Dr Jacqueline Riding is an Honorary Research Fellow at Birkbeck College, University of London and alumna of the University of York (PhD). She is the author of the award-winning Jacobites: A New History of the ’45 Rebellion (Bloomsbury 2016), trustee of the Jacobite Studies Trust and senior editor of Jacobite Studies (Manchester University Press).

Jaqueline Riding: http://www.jacquelineriding.com/

Twitter @jaqriding

To book tickets please click here.

York Remembers: Tommy statue supports Armed Forces and mental health charities

York is supporting the national ‘there but not there’ appeal to raise £15 million for Armed Forces and mental health charities with its own tommy statue.

In Westfield, Councillors have been consulting on installing a “Tommy” figure (on a temporary basis) next to the War Memorial on Acomb Green.

The tommy art installation has seen silhouettes of First World War ‘tommy’ soliders appearing at locations across the country, including at the Tower of London and on the Giant’s Causeway in Northern Ireland.

The installations are a poignant reminder of the 888,246 British and Commonwealth soldiers – 1447 men and women from York – who died and of those who survived but suffered physical and mental scars. The silhouettes will tour the nation until Armistice Day to raise funds for a new charity called Remembered.

York’s tommy statue has been placed outside the customer entrance to West Offices, Station Rise.

The statue is part of York’s commemorations to mark 100 years since the end of the First World War. The city will host over 70 events, projects and exhibitions as part of a programme of events called York Remembers: lifting the shadow of the First World War.

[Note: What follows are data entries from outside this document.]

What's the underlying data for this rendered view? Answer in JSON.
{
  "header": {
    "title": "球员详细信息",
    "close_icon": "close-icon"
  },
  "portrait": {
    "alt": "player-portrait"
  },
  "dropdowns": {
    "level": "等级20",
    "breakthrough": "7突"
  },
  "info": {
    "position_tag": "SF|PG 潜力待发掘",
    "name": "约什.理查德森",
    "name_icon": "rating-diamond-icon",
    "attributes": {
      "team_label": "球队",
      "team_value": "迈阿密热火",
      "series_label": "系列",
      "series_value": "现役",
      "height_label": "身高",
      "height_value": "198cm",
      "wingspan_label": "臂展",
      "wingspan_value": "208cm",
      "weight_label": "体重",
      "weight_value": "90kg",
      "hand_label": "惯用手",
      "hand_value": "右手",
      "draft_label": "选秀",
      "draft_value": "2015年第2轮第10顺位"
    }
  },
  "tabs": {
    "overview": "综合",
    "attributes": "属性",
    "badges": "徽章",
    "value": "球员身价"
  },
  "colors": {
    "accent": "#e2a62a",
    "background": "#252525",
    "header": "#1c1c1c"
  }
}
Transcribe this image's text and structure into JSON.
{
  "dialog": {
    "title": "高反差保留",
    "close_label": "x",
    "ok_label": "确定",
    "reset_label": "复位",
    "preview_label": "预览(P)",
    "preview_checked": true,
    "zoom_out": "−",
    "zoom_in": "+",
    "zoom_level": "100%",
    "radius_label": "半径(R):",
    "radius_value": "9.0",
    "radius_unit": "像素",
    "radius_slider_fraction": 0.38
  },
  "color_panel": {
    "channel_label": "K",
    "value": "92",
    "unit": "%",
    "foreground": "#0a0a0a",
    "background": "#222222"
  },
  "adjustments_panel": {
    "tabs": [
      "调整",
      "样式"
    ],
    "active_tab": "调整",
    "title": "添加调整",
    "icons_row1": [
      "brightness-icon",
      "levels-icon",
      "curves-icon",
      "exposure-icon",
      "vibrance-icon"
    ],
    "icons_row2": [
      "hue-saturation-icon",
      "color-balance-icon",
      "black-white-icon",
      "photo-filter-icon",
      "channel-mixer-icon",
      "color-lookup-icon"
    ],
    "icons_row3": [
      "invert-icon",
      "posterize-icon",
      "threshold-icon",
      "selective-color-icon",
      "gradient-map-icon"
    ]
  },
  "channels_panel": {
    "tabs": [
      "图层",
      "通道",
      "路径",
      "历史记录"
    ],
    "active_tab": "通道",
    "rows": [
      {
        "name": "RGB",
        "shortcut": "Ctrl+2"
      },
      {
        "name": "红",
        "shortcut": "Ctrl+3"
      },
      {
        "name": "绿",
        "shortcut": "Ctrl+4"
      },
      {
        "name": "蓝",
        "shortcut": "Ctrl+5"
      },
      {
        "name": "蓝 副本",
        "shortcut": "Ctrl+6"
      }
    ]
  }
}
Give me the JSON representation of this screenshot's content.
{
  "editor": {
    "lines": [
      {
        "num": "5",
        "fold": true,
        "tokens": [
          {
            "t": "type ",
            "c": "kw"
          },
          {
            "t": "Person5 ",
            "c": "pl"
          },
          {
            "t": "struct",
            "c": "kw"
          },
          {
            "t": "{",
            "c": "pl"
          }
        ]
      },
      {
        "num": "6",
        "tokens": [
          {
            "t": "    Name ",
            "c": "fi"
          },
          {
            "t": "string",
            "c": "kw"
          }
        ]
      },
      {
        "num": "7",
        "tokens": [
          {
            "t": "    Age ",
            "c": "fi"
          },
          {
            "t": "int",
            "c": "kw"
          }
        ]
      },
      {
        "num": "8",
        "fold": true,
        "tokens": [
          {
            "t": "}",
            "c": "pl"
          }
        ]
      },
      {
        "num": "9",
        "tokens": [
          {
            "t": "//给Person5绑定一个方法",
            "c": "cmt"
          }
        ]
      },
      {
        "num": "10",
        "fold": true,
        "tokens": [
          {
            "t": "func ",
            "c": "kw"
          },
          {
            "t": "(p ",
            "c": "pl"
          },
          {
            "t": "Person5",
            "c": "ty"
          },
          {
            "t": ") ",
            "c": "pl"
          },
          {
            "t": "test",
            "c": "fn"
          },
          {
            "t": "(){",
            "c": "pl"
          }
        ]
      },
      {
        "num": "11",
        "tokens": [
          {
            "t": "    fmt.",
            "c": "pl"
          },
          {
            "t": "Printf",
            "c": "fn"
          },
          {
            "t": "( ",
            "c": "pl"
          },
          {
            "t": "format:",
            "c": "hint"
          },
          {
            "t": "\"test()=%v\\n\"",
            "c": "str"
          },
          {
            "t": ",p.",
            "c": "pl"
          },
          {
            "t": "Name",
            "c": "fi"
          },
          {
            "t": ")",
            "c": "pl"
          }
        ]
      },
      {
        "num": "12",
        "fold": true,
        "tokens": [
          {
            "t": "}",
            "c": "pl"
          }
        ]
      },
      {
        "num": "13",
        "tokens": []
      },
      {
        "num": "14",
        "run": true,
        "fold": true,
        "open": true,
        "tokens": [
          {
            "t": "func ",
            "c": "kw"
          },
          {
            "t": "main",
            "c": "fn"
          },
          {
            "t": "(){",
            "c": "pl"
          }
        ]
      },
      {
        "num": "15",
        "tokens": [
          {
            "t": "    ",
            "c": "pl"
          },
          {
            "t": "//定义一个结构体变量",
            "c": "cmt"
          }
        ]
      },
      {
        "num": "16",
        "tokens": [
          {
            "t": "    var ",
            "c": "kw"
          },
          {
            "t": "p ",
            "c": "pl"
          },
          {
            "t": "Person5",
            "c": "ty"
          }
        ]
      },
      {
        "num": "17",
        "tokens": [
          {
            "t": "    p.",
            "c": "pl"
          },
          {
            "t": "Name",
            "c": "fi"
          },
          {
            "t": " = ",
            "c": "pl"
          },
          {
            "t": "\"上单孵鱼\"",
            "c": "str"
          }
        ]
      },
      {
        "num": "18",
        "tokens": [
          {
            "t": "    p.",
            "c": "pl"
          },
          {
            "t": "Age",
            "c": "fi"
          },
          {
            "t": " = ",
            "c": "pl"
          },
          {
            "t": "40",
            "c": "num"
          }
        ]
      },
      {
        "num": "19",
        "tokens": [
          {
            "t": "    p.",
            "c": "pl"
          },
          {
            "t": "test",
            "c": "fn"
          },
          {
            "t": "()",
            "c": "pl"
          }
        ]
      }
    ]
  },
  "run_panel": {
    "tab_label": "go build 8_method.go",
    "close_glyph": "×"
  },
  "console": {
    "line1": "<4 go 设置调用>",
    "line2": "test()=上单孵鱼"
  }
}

The official programme for York remembers: Lifting the shadow of the First World War is available online at www.york.gov.uk/WW1Commemorations

The money raised from the tommy statues will be shared evenly between The Royal Foundation: Heads Together, Walking With The Wounded, Combat Stress, Help for Heroes: Hidden Wounds, The Commonwealth War Graves Foundation and Project Equinox: Housing Veterans.

For more information on the there but not there campaign visit www.therebutnotthere.org.uk/

In Westfield residents have giving their views on how the Acomb War Memorial gardenson The Green could be improved.  

Work is progressing on repairing the stonework on the Acomb War Memorial itself. The work, being undertaken by the Civic Trust, is expected to be completed by 11th November.

In a survey local Councillors asked what other improvements might be made.

The most popular suggestion was the provision of an interpretation board. This will be pursued if a sponsor comes forward. The cost would be around £1500.

The second most popular suggestion was the extension of the paving to form a path to the memorial from the entrance. At the moment access for wheelchair users is awkward.

Also popular was a proposal to crown thin the trees on the site. This would allow more sunlight into the garden and prompt more flower growth.

Both these suggestions are being followed up with the intention of the work being funded by the ward committee.

Tow other suggestions are under review.  The WW1 Centenary “Tommy” figure  (a silhouette of a soldier on perspex being promoted by the Royal British Legion) was intended only for a temporary display to mark the end of WW1.

Provision of a centenary seat attracted concerns from some residents who thought that it might become focal point for anti social behaviour.

 

Sofa dumped in play area

A sofa has been dumped in the Cornlands Road park play area. It is surrounded by rubbish. The issue has been reported to the Council but it is a shame that an area intended for use by younger children should be defaced in this way. Hopefully the Police will be able to increase patrols in the area.

 

Elsewhere at the recycling centre in the Acomb Car Park rubbish has been fly tipped. We’ve asked for the area to be cleaned up and for some of the recycling bins to be repainted.